The goal of this research was to investigate the effects of different conditions for electrical resistance welding of β-titanium orthodontic wires. Three electrode types were used with a range of power settings on an electrical resistance welding machine to join β-titanium wires (Resolve, GAC International). Forces that caused bond failures for joined specimens were obtained with tensile loading, and the values were compared using one-way ANOVA and the Tukey test (α = 0.05). Metallurgical phases in the joint region were determined by micro-X-ray diffraction. Mean tensile forces for bond failure ranged from 5 to 20 kgf for the eight specimen groups and were dependent on electrode type and power setting. All X-ray diffraction peaks in the joint region were indexed to β-titanium. Superior bond strength was achieved with the use of wide electrodes. The absence of phases other than β-titanium in the joint area suggests that the electrical resistance welding may not adversely affect clinically important mechanical properties. Scanning microscope observations indicated that the localized permanent deformation and the formation of an undesirable equiaxed grain structure occurred with the use of narrow electrodes.
|Number of pages
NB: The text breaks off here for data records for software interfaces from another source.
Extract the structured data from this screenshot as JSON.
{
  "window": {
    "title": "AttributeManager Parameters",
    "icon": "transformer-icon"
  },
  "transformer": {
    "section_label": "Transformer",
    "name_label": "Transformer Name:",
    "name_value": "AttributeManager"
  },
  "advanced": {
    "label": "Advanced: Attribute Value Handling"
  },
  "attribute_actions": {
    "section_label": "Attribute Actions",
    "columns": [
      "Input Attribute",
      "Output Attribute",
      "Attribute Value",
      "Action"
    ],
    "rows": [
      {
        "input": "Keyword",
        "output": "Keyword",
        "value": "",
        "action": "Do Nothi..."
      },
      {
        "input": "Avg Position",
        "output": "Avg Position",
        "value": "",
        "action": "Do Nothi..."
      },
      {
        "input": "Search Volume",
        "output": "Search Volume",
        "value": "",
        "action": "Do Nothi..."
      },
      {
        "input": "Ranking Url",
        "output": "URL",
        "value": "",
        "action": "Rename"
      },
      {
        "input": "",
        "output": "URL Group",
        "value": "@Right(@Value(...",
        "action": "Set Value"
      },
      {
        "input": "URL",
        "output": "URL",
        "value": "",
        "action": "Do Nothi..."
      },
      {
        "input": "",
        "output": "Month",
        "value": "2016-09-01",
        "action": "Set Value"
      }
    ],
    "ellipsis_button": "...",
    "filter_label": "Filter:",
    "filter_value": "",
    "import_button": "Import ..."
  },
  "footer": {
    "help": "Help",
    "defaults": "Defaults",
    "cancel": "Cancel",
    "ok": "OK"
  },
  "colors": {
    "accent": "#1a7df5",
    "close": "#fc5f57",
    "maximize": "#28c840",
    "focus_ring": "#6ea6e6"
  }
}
|Journal of Biomedical Materials Research - Part B Applied Biomaterials
|Published - 2008 May
- Titanium (alloys)